  • Using default settings in the 'Quick Create' workflow to create a cluster with new network resources as required. This approach is the fastest way to create a new cluster. If you accept all the default values, you can create a new cluster in just a few clicks. New network resources for the cluster are created automatically, including regional subnets for the Kubernetes API endpoint, for worker nodes, and for load balancers. The regional subnet for load balancers is public, but you specify whether the regional subnets for the Kubernetes API endpoint and for worker nodes are public or private. To create a cluster in the 'Quick Create' workflow, you must belong to a group to which a policy grants the necessary permissions to create the new network resources (see Create One or More Additional Policies for Groups).

  • Using custom settings in the 'Custom Create' workflow. This approach gives you the most control over the new cluster. You can explicitly define the new cluster's properties, including encryption settings. And you can explicitly specify which existing network resources to use, including the existing public or private subnets in which to create the Kubernetes API endpoint, worker nodes, and load balancers.

    Note that although you will usually define node pools immediately when defining a new cluster in the 'Custom Create' workflow, you don't have to. You can create a cluster with no node pools, and add node pools later. One reason to create a cluster that initially has no node pools is if you intend to install and configure a CNI network provider like Calico to support Kubernetes NetworkPolicy resources.
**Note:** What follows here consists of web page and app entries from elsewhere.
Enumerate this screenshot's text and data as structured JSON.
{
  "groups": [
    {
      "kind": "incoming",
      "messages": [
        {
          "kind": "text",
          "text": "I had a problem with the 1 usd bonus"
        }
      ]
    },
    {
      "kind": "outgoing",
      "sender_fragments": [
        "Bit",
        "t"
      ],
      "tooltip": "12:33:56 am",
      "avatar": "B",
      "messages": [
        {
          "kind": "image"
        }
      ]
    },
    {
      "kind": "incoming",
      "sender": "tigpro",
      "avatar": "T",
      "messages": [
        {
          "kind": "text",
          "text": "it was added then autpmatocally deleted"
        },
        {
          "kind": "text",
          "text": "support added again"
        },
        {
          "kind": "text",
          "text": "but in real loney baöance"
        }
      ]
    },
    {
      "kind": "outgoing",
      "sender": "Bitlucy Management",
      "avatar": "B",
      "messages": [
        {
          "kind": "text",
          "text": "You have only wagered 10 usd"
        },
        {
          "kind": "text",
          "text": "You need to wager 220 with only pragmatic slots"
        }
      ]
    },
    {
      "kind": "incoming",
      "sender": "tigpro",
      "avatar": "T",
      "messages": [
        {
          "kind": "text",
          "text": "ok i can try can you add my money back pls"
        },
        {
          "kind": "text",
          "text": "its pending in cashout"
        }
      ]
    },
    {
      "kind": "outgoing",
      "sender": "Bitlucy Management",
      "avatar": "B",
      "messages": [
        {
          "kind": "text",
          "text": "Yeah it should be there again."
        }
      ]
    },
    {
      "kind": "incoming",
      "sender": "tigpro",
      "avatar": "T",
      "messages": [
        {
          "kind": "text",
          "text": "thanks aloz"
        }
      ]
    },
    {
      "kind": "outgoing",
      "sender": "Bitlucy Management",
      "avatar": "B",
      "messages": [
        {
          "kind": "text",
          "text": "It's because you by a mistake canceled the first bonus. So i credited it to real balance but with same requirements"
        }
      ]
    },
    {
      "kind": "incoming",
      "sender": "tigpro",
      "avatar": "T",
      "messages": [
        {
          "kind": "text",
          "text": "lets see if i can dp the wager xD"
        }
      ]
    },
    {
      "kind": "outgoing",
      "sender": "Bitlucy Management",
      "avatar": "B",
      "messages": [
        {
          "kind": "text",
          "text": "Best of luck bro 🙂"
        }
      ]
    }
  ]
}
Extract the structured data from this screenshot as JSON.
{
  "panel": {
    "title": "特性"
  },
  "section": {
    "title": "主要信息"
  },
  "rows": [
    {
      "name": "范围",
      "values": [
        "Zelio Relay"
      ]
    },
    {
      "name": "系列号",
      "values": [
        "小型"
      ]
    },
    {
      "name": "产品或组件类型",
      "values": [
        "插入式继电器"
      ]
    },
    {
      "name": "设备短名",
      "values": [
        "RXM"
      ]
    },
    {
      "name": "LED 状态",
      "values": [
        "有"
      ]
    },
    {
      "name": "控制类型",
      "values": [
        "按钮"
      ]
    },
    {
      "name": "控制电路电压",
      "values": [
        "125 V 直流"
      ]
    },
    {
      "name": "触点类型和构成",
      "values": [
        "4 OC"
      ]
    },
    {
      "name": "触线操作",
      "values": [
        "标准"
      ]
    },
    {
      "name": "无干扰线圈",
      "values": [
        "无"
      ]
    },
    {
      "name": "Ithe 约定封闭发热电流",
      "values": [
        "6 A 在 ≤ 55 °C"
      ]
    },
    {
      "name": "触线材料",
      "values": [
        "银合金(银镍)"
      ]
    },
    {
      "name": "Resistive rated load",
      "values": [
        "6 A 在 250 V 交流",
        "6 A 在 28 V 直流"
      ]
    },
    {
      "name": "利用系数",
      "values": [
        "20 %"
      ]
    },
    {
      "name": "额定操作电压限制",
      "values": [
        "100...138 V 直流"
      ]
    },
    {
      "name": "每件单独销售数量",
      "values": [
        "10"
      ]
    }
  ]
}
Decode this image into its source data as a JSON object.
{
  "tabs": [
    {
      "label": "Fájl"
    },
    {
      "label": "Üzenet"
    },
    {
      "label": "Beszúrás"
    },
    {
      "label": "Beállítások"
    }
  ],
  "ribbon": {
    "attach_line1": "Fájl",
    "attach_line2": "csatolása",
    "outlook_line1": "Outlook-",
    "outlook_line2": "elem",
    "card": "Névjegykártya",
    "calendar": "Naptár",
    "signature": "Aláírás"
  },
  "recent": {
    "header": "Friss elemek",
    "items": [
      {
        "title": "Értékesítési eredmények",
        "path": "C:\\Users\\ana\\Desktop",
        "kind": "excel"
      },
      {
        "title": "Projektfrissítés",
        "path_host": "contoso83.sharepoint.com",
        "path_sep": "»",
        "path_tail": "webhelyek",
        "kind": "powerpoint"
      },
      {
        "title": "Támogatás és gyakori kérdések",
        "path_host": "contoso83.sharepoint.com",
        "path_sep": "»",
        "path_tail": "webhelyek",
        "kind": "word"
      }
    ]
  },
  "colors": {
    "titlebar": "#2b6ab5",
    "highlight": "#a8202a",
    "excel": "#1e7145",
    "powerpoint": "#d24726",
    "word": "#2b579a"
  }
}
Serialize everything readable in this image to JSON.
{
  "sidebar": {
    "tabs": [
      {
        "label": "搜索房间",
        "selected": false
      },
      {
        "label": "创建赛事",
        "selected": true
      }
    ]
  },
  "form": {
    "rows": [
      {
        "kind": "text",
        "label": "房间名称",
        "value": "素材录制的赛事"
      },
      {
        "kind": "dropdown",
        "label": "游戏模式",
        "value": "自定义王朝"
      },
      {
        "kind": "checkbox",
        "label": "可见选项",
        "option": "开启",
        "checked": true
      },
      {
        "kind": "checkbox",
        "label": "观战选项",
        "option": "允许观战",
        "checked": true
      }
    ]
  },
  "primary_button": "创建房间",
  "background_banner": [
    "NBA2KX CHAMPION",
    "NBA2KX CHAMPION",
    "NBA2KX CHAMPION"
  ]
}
If you install Calico on a cluster that has existing node pools in which pods are already running, you'll have to recreate the pods when the Calico installation is complete. For example, by running the kubectl rollout restart command. If you install Calico on a cluster before creating any node pools in the cluster (recommended), you can be sure that there will be no pods to recreate. See Example: Installing Calico and Setting Up Network Policies.

Regardless of how you create a cluster, Container Engine for Kubernetes gives names to worker nodes in the following format:



  • oke is the standard prefix for all worker nodes created by Container Engine for Kubernetes
  • c<part-of-cluster-OCID> is a portion of the cluster's OCID, prefixed with the letter c
  • n<part-of-node-pool-OCID> is a portion of the node pool's OCID, prefixed with the letter n
  • s<part-of-subnet-OCID> is a portion of the subnet's OCID, prefixed with the letter s
  • <slot> is an ordinal number of the node in the subnet (for example, 0, 1)

For example, if you specified a cluster is to have two nodes in a node pool, the two nodes might be named:

  • oke-cywiqripuyg-nsgagklgnst-st2qczvnmba-0
  • oke-cywiqripuyg-nsgagklgnst-st2qczvnmba-1

Do not change the auto-generated names that Container Engine for Kubernetes gives to worker nodes.

To ensure high availability, Container Engine for Kubernetes:

  • creates the Kubernetes Control Plane on multiple Oracle-managed control plane nodes (distributing the control plane nodes across different availability domains in a region, where supported)
  • creates worker nodes in each of the fault domains in an availability domain (distributing the worker nodes as evenly as possible across the fault domains, subject to any other infrastructure restrictions)